***** Dataset records
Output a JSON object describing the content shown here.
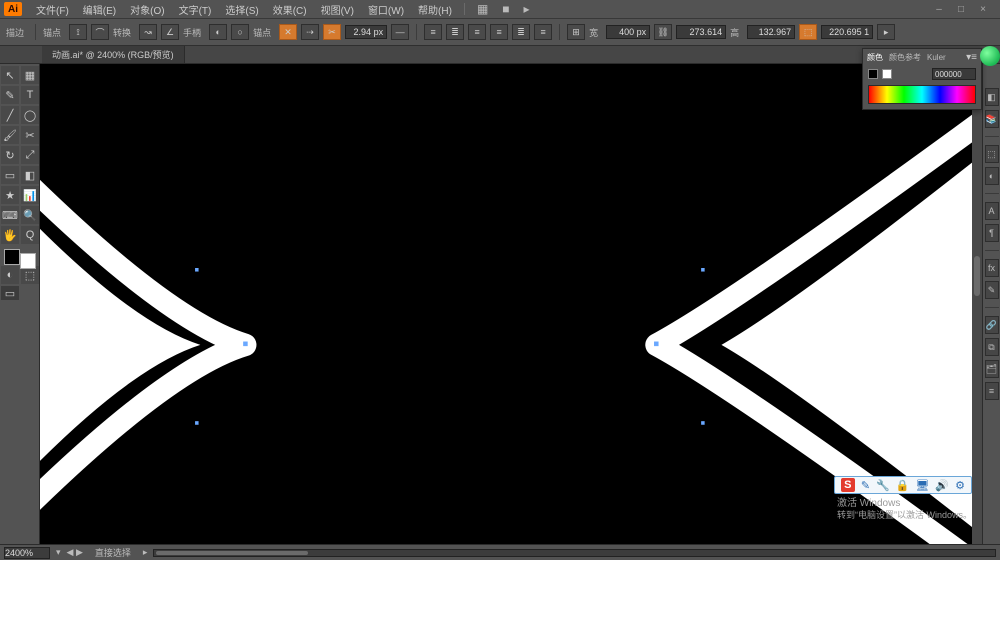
{
  "app_icon": "Ai",
  "menus": [
    "文件(F)",
    "编辑(E)",
    "对象(O)",
    "文字(T)",
    "选择(S)",
    "效果(C)",
    "视图(V)",
    "窗口(W)",
    "帮助(H)"
  ],
  "toolbar_extras": [
    "▦",
    "■",
    "▸"
  ],
  "window_controls": [
    "–",
    "□",
    "×"
  ],
  "options": {
    "row1_left_label": "描边",
    "row2": {
      "labels": [
        "锚点",
        "转换",
        "手柄",
        "锚点"
      ],
      "stroke_input": "2.94 px",
      "w_label": "宽",
      "w_value": "400 px",
      "mid_value": "273.614",
      "h_label": "高",
      "h_value": "132.967",
      "coord_value": "220.695 1"
    }
  },
  "document_tab": "动画.ai* @ 2400% (RGB/预览)",
  "toolbox_tools": [
    "↖",
    "▦",
    "✎",
    "T",
    "╱",
    "◯",
    "🖌",
    "✂",
    "↻",
    "⤢",
    "▭",
    "◧",
    "★",
    "📊",
    "⌨",
    "🔍",
    "🖐",
    "Q",
    "◐",
    "⬚"
  ],
  "swatch": {
    "fill": "#000000",
    "stroke": "#ffffff"
  },
  "color_panel": {
    "tabs": [
      "颜色",
      "颜色参考",
      "Kuler"
    ],
    "fill": "#000000",
    "stroke": "#ffffff",
    "hex": "000000"
  },
  "right_strip": [
    "◧",
    "📚",
    "⬚",
    "◐",
    "A",
    "¶",
    "fx",
    "✎",
    "🔗",
    "⧉",
    "🗂",
    "≡"
  ],
  "system_tray": {
    "icons": [
      "S",
      "✎",
      "🔧",
      "🔒",
      "🖥",
      "🔊",
      "⚙"
    ],
    "badge_color": "#e33b2e"
  },
  "activation": {
    "title": "激活 Windows",
    "sub": "转到“电脑设置”以激活 Windows。"
  },
  "statusbar": {
    "zoom": "2400%",
    "nav": "◀ ▶",
    "selection_label": "直接选择"
  },
  "chart_data": null
}
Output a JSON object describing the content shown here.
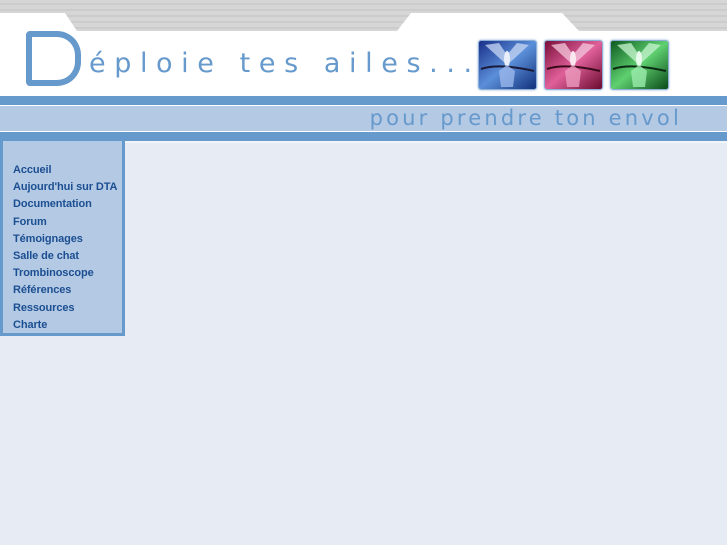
{
  "header": {
    "logo_letter": "D",
    "tagline": "éploie tes ailes...",
    "subtitle": "pour prendre ton envol",
    "thumbnails": [
      {
        "name": "angel-blue",
        "color": "#2a5bb8"
      },
      {
        "name": "angel-red",
        "color": "#b8245a"
      },
      {
        "name": "angel-green",
        "color": "#2a9a3a"
      }
    ]
  },
  "sidebar": {
    "items": [
      {
        "label": "Accueil"
      },
      {
        "label": "Aujourd'hui sur DTA"
      },
      {
        "label": "Documentation"
      },
      {
        "label": "Forum"
      },
      {
        "label": "Témoignages"
      },
      {
        "label": "Salle de chat"
      },
      {
        "label": "Trombinoscope"
      },
      {
        "label": "Références"
      },
      {
        "label": "Ressources"
      },
      {
        "label": "Charte"
      }
    ]
  },
  "colors": {
    "accent": "#6699cc",
    "band_light": "#b4c9e4",
    "link": "#1c4f91",
    "page_bg": "#e6ebf4",
    "stripe_gray": "#cfcfcf"
  }
}
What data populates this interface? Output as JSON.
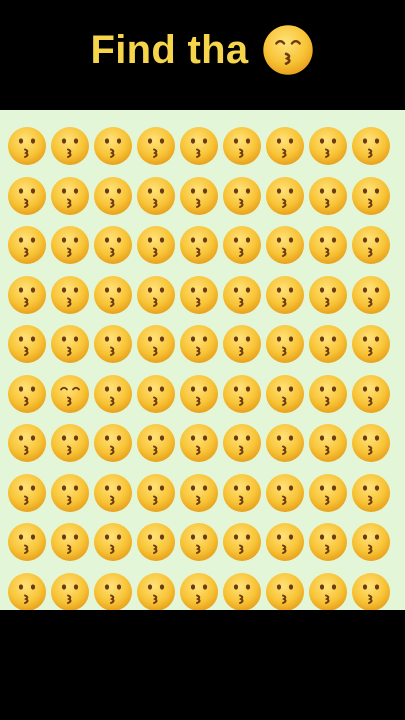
{
  "header": {
    "title": "Find tha",
    "title_emoji": "kissing-face-closed-eyes-icon"
  },
  "puzzle": {
    "rows": 10,
    "cols": 9,
    "base_emoji": "kissing-face-icon",
    "odd_emoji": "kissing-face-closed-eyes-icon",
    "odd_position": {
      "row": 6,
      "col": 2
    }
  },
  "colors": {
    "title": "#f6d54a",
    "board_background": "#e3f6d7",
    "emoji_face": "#f6c23a",
    "frame_background": "#000000"
  }
}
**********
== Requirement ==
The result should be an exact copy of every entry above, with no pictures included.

== Exercise result ==
Output a JSON object describing the content shown here.
{
  "app_icon": "Ai",
  "menus": [
    "文件(F)",
    "编辑(E)",
    "对象(O)",
    "文字(T)",
    "选择(S)",
    "效果(C)",
    "视图(V)",
    "窗口(W)",
    "帮助(H)"
  ],
  "toolbar_extras": [
    "▦",
    "■",
    "▸"
  ],
  "window_controls": [
    "–",
    "□",
    "×"
  ],
  "options": {
    "row1_left_label": "描边",
    "row2": {
      "labels": [
        "锚点",
        "转换",
        "手柄",
        "锚点"
      ],
      "stroke_input": "2.94 px",
      "w_label": "宽",
      "w_value": "400 px",
      "mid_value": "273.614",
      "h_label": "高",
      "h_value": "132.967",
      "coord_value": "220.695 1"
    }
  },
  "document_tab": "动画.ai* @ 2400% (RGB/预览)",
  "toolbox_tools": [
    "↖",
    "▦",
    "✎",
    "T",
    "╱",
    "◯",
    "🖌",
    "✂",
    "↻",
    "⤢",
    "▭",
    "◧",
    "★",
    "📊",
    "⌨",
    "🔍",
    "🖐",
    "Q",
    "◐",
    "⬚"
  ],
  "swatch": {
    "fill": "#000000",
    "stroke": "#ffffff"
  },
  "color_panel": {
    "tabs": [
      "颜色",
      "颜色参考",
      "Kuler"
    ],
    "fill": "#000000",
    "stroke": "#ffffff",
    "hex": "000000"
  },
  "right_strip": [
    "◧",
    "📚",
    "⬚",
    "◐",
    "A",
    "¶",
    "fx",
    "✎",
    "🔗",
    "⧉",
    "🗂",
    "≡"
  ],
  "system_tray": {
    "icons": [
      "S",
      "✎",
      "🔧",
      "🔒",
      "🖥",
      "🔊",
      "⚙"
    ],
    "badge_color": "#e33b2e"
  },
  "activation": {
    "title": "激活 Windows",
    "sub": "转到“电脑设置”以激活 Windows。"
  },
  "statusbar": {
    "zoom": "2400%",
    "nav": "◀ ▶",
    "selection_label": "直接选择"
  },
  "chart_data": null
}
Output a JSON object describing the content shown here.
{
  "header": {
    "logo_letter": "D",
    "tagline": "éploie tes ailes...",
    "subtitle": "pour prendre ton envol",
    "thumbnails": [
      {
        "name": "angel-blue",
        "color": "#2a5bb8"
      },
      {
        "name": "angel-red",
        "color": "#b8245a"
      },
      {
        "name": "angel-green",
        "color": "#2a9a3a"
      }
    ]
  },
  "sidebar": {
    "items": [
      {
        "label": "Accueil"
      },
      {
        "label": "Aujourd'hui sur DTA"
      },
      {
        "label": "Documentation"
      },
      {
        "label": "Forum"
      },
      {
        "label": "Témoignages"
      },
      {
        "label": "Salle de chat"
      },
      {
        "label": "Trombinoscope"
      },
      {
        "label": "Références"
      },
      {
        "label": "Ressources"
      },
      {
        "label": "Charte"
      }
    ]
  },
  "colors": {
    "accent": "#6699cc",
    "band_light": "#b4c9e4",
    "link": "#1c4f91",
    "page_bg": "#e6ebf4",
    "stripe_gray": "#cfcfcf"
  }
}
What data populates this interface? Output as JSON.
{
  "header": {
    "title": "Find tha",
    "title_emoji": "kissing-face-closed-eyes-icon"
  },
  "puzzle": {
    "rows": 10,
    "cols": 9,
    "base_emoji": "kissing-face-icon",
    "odd_emoji": "kissing-face-closed-eyes-icon",
    "odd_position": {
      "row": 6,
      "col": 2
    }
  },
  "colors": {
    "title": "#f6d54a",
    "board_background": "#e3f6d7",
    "emoji_face": "#f6c23a",
    "frame_background": "#000000"
  }
}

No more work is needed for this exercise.